The coalition itself could also face instability. The Five Star Movement takes political decisions via an online vote of its members. This is a very different model from the PD’s which still relies on traditional forms of internal representative democracy. There could be major conflicts between the two political formations, if the Five Star Movement decides to deploy e-voting and social media populist tactics to promote or undermine specific policies, rather than engage in conventional negotiations with the PD’s representative organs.
It does seem, however, that both parties have reached a consensus on extending some of Salvini’s closed borders policy. This is because by now it is clear that the vast majority of Italian voters are against migration.
This does not mean that the coalition will adopt Salvini’s hateful vitriol and extreme executive orders. It might allow a few NGO rescue ships to land in Italian ports and is likely to keep migrants’ and refugees’ arrivals down with less visible and aggressive methods and in coordination with the European Union.
The PD’s strategy to seek a government with the Five Star Movement mirrors centrist and leftist groups in the new European Parliament: curtailing the institutional power of populist and far-right parties by isolating some of them, and negotiating with others.

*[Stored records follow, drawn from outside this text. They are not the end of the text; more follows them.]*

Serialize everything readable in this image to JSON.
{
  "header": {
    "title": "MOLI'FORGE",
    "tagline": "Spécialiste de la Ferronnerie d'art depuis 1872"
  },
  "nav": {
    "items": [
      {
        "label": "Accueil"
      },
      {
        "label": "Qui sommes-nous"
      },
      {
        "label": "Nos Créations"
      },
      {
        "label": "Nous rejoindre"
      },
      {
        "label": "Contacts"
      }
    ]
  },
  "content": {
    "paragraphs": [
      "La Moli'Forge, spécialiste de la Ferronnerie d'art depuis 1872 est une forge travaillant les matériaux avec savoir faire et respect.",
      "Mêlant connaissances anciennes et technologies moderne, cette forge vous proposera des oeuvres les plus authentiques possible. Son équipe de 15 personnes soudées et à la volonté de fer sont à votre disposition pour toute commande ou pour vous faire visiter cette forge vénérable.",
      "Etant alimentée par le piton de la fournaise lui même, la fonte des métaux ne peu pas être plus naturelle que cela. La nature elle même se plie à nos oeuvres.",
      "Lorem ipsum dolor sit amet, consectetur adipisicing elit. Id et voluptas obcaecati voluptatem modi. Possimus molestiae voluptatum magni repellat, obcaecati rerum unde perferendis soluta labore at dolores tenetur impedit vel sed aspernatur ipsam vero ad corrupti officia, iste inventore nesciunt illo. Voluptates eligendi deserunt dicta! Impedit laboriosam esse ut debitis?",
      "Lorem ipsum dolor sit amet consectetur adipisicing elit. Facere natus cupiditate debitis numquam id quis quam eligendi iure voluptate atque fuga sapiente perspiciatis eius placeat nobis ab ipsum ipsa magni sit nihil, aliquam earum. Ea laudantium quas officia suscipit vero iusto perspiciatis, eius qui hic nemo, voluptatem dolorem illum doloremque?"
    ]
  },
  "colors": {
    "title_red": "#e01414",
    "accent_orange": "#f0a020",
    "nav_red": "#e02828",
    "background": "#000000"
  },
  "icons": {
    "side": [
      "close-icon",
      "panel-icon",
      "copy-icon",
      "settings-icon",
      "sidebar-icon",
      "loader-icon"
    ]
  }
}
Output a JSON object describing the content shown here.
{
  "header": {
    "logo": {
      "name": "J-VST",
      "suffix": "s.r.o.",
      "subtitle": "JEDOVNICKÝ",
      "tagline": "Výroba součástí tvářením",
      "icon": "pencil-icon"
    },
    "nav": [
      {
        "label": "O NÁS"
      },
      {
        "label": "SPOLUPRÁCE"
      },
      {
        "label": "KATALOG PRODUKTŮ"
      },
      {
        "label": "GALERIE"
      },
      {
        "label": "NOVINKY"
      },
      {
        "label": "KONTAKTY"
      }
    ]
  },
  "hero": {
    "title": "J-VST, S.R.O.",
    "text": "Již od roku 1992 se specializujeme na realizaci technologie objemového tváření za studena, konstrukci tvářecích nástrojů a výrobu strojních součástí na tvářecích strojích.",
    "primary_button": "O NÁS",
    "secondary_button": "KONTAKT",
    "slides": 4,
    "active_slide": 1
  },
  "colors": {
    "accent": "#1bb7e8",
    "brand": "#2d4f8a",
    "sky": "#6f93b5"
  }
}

Identity and Democracy, Salvini and Le Pen’s European parliamentary group, has been cut off from the leadership of EU parliament committees, but at the cost of striking deals with the Five Star Movement, and the far-right Hungarian Prime Minister Viktor Orban and Poland’s ruling party Law and Justice, who all supported the election of new European Commission President Ursula von der Leyen.
Will this work in Italy? Getting Salvini out of the home affairs ministry would be a significant blow to his ambitions. Without executive power, his media visibility will be reduced, and that could lead to a loss of popular support.
Wielding less power, Salvini might also lose the support of some of the League’s regional leaders who run local governments in northern Italy, the country’s industrial hub. They need good relations with the EU, and northern businessmen, who constitute one of the League’s key constituencies, are heavily dependent on European markets.
Plans to change the current electoral system are also in the pipeline. The PD and the Five Star Movement are talking about the possibility of voting a new electoral law to bring back the full proportional representation (PR) system, abolished in 1993. With the current system (a mix of PR and first-past-the-post electoral systems), a winning coalition needs to break the 40 percent bar in the ballot box to gain a stable parliamentary majority. With full PR, Salvini would need a much bigger majority to form a government (above 50 percent), making it very difficult to exclude centrist forces.
Many dread this option as a return to the “corrupt” politics of the post-World War II era, when the same group of parties brokered short-term power deals that were largely independent of their ideological agendas. Yet, the far right never entered a national government then, and Italy’s national and international outlook was far more progressive, even when more conservative leaders were at the helm.
These are different times, marked by rampant neoliberalism and national chauvinism. It is too early to say whether the ongoing coalition talks are the first signs of a post-populist consensus politics. But one thing is certain: populism or not, the current political consensus has shifted to the right. After all, a government endorsed by Trump can’t really be a progressive one.
The views expressed in this article are the author’s own and do not necessarily reflect Al Jazeera’s editorial stance.